[Instructions to follow]
Copy every record below exactly as it stands.

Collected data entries
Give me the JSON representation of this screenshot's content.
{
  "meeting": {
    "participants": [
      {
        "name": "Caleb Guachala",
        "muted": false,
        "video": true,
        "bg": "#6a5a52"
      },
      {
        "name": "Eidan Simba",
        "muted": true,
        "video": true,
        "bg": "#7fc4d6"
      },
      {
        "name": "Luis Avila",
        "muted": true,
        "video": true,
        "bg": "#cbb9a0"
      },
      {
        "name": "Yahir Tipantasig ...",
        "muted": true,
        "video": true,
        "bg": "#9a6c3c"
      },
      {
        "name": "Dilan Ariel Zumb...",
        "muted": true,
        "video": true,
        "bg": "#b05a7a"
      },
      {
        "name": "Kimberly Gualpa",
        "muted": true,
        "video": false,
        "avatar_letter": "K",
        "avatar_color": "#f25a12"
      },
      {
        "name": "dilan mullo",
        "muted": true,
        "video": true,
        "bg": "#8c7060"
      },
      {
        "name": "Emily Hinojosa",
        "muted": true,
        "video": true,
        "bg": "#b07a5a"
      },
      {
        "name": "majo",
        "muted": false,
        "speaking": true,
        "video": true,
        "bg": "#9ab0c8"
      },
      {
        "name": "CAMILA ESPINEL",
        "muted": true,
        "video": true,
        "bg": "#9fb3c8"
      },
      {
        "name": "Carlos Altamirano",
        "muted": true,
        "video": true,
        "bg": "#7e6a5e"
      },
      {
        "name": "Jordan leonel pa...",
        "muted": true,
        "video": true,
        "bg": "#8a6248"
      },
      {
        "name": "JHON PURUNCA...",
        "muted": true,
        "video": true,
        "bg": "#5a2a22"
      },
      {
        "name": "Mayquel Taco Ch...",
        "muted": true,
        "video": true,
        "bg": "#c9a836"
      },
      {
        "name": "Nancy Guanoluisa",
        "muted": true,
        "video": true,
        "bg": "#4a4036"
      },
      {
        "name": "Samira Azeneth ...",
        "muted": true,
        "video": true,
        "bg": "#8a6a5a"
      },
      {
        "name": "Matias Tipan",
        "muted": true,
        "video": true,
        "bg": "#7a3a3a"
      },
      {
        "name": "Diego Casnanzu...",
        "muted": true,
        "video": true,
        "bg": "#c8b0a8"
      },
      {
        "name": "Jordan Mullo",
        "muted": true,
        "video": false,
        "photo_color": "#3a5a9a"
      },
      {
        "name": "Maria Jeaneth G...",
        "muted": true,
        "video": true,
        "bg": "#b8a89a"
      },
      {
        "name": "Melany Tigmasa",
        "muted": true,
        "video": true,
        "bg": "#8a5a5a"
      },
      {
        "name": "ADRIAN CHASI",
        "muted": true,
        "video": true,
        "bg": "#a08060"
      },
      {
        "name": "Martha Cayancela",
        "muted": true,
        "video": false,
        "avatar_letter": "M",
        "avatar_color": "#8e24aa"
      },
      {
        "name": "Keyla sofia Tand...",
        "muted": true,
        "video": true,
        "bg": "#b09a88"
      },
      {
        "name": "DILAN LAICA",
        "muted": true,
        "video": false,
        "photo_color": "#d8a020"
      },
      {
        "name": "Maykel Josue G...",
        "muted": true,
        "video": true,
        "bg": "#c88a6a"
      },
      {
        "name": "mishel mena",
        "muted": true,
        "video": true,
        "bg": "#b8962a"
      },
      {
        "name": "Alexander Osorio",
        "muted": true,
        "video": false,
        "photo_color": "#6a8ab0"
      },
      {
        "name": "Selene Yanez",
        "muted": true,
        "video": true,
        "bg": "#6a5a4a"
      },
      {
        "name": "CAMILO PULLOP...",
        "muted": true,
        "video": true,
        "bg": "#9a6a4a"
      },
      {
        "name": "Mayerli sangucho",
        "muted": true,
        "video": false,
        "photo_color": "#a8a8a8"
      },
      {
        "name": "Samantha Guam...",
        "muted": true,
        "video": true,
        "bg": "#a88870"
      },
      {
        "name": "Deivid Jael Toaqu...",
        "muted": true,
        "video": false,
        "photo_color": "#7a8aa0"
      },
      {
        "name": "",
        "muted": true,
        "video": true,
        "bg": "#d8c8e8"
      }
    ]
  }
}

[Answer area]
Give me the JSON representation of this screenshot's content.
{
  "meeting": {
    "participants": [
      {
        "name": "Caleb Guachala",
        "muted": false,
        "video": true,
        "bg": "#6a5a52"
      },
      {
        "name": "Eidan Simba",
        "muted": true,
        "video": true,
        "bg": "#7fc4d6"
      },
      {
        "name": "Luis Avila",
        "muted": true,
        "video": true,
        "bg": "#cbb9a0"
      },
      {
        "name": "Yahir Tipantasig ...",
        "muted": true,
        "video": true,
        "bg": "#9a6c3c"
      },
      {
        "name": "Dilan Ariel Zumb...",
        "muted": true,
        "video": true,
        "bg": "#b05a7a"
      },
      {
        "name": "Kimberly Gualpa",
        "muted": true,
        "video": false,
        "avatar_letter": "K",
        "avatar_color": "#f25a12"
      },
      {
        "name": "dilan mullo",
        "muted": true,
        "video": true,
        "bg": "#8c7060"
      },
      {
        "name": "Emily Hinojosa",
        "muted": true,
        "video": true,
        "bg": "#b07a5a"
      },
      {
        "name": "majo",
        "muted": false,
        "speaking": true,
        "video": true,
        "bg": "#9ab0c8"
      },
      {
        "name": "CAMILA ESPINEL",
        "muted": true,
        "video": true,
        "bg": "#9fb3c8"
      },
      {
        "name": "Carlos Altamirano",
        "muted": true,
        "video": true,
        "bg": "#7e6a5e"
      },
      {
        "name": "Jordan leonel pa...",
        "muted": true,
        "video": true,
        "bg": "#8a6248"
      },
      {
        "name": "JHON PURUNCA...",
        "muted": true,
        "video": true,
        "bg": "#5a2a22"
      },
      {
        "name": "Mayquel Taco Ch...",
        "muted": true,
        "video": true,
        "bg": "#c9a836"
      },
      {
        "name": "Nancy Guanoluisa",
        "muted": true,
        "video": true,
        "bg": "#4a4036"
      },
      {
        "name": "Samira Azeneth ...",
        "muted": true,
        "video": true,
        "bg": "#8a6a5a"
      },
      {
        "name": "Matias Tipan",
        "muted": true,
        "video": true,
        "bg": "#7a3a3a"
      },
      {
        "name": "Diego Casnanzu...",
        "muted": true,
        "video": true,
        "bg": "#c8b0a8"
      },
      {
        "name": "Jordan Mullo",
        "muted": true,
        "video": false,
        "photo_color": "#3a5a9a"
      },
      {
        "name": "Maria Jeaneth G...",
        "muted": true,
        "video": true,
        "bg": "#b8a89a"
      },
      {
        "name": "Melany Tigmasa",
        "muted": true,
        "video": true,
        "bg": "#8a5a5a"
      },
      {
        "name": "ADRIAN CHASI",
        "muted": true,
        "video": true,
        "bg": "#a08060"
      },
      {
        "name": "Martha Cayancela",
        "muted": true,
        "video": false,
        "avatar_letter": "M",
        "avatar_color": "#8e24aa"
      },
      {
        "name": "Keyla sofia Tand...",
        "muted": true,
        "video": true,
        "bg": "#b09a88"
      },
      {
        "name": "DILAN LAICA",
        "muted": true,
        "video": false,
        "photo_color": "#d8a020"
      },
      {
        "name": "Maykel Josue G...",
        "muted": true,
        "video": true,
        "bg": "#c88a6a"
      },
      {
        "name": "mishel mena",
        "muted": true,
        "video": true,
        "bg": "#b8962a"
      },
      {
        "name": "Alexander Osorio",
        "muted": true,
        "video": false,
        "photo_color": "#6a8ab0"
      },
      {
        "name": "Selene Yanez",
        "muted": true,
        "video": true,
        "bg": "#6a5a4a"
      },
      {
        "name": "CAMILO PULLOP...",
        "muted": true,
        "video": true,
        "bg": "#9a6a4a"
      },
      {
        "name": "Mayerli sangucho",
        "muted": true,
        "video": false,
        "photo_color": "#a8a8a8"
      },
      {
        "name": "Samantha Guam...",
        "muted": true,
        "video": true,
        "bg": "#a88870"
      },
      {
        "name": "Deivid Jael Toaqu...",
        "muted": true,
        "video": false,
        "photo_color": "#7a8aa0"
      },
      {
        "name": "",
        "muted": true,
        "video": true,
        "bg": "#d8c8e8"
      }
    ]
  }
}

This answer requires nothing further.